A giant observation wheel planned for Staten Island will no longer get a chance to spin, since its developers pulled the project after failing to garner support from the city.
The New York Wheel team announced "with great disappointment" that the huge structure, which was hoped to be a major tourist draw for the borough, will not be completed.
"The dream of building a world-class attraction in Staten Island will unfortunately not come to fruition," said spokesperson Cristyne Nicholas in a statement.
Work was suspended indefinitely after a legal battle resulted in the firing of its contractor – a partnership between engineer Mammoet and observation wheel specialist Starneth.
Mammoet-Starneth ceased its involvement in May 2017, blaming the developers for failing to make payments. The New York Wheel team then filed a civil complaint, which was later withdrawn, but the process resulted in legal fees and costs incurred by the delays.
More recently, the two parties were arguing over the ownership of some of the wheel's parts. Last month, a court gave the developers until 7 January 2019 to find a new contractor to complete the project, according to local news source SILive.
However, this week's cancellation announcement did not come as a huge surprise. In September 2018, the project's two lead investors – Lloyd Goldman and Jeffrey Feil – had already told the Wall Street Journal they were ready to abandon the plans if the city was not willing to lend its support.

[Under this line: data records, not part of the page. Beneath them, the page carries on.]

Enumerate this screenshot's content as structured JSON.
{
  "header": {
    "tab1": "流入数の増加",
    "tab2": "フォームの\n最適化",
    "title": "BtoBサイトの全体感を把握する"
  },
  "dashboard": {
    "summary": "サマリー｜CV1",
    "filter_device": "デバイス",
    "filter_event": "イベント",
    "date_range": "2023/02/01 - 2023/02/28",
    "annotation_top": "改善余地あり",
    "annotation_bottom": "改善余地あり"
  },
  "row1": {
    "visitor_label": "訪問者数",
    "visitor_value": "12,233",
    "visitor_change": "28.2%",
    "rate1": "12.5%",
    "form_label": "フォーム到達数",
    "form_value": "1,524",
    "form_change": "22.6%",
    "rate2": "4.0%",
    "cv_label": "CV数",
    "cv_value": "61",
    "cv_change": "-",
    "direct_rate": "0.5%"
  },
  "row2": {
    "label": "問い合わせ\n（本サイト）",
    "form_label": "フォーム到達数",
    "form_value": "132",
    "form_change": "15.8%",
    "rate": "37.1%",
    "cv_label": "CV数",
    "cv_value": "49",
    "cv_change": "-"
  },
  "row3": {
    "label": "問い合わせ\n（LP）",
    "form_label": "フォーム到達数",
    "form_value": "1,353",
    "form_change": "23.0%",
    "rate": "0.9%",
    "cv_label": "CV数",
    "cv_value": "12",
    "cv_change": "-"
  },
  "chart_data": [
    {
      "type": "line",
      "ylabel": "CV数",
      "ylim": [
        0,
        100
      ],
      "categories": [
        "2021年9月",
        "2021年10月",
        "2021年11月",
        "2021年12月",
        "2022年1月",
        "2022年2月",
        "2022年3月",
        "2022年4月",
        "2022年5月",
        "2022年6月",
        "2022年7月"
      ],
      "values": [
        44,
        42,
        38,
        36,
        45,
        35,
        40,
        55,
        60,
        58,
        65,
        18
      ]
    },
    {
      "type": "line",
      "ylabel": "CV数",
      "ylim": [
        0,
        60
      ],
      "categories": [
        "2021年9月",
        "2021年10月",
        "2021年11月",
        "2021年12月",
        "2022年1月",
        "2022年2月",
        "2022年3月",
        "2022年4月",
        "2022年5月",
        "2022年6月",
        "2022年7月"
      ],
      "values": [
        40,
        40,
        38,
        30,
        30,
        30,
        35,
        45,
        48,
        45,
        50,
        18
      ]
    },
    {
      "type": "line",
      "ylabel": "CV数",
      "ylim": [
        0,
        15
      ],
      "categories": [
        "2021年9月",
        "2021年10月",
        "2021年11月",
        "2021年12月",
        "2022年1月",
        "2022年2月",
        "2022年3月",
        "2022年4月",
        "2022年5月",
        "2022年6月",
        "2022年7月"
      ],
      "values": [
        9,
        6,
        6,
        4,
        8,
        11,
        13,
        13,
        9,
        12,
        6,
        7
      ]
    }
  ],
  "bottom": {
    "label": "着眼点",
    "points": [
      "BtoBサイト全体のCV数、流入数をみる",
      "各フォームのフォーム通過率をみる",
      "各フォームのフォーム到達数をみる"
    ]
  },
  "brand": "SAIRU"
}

Both the mayor's office and the New York Economic Development Corporation had expressed that they did not consider it a sound investment.
Proposed to reach 630 feet (192 metres) tall and boast views across New York harbour from Staten Island's north shore, the New York Wheel was already well underway after breaking ground six years ago.
The developers have reportedly spent $450 million on construction to-date, which includes various pieces of completed infrastructure that would have helped facilitate increased visitor numbers to the site.
"The developers of the New York Wheel are proud to have delivered a state-of-the art, modern 325,000 square-foot garage structure, providing up to 950 deeply discounted commuter parking spaces, a turnaround area for 12 motor coach buses, and the MTA Railroad Right of Way decking to connect the site to Richmond Terrace, allowing pedestrian access to the waterfront along Bank Street that was previously shut off to the public," Nicholas said.
Although the New York Wheel's fate is seemingly sealed, several other tourist attractions in the city are moving towards completion.
Thomas Heatherwick's sculptural staircase structure The Vessel at the vast Hudson Yards development is set to open in 2019, while the British designer's beleaguered Pier 55 park has also resumed construction on the Chelsea riverside.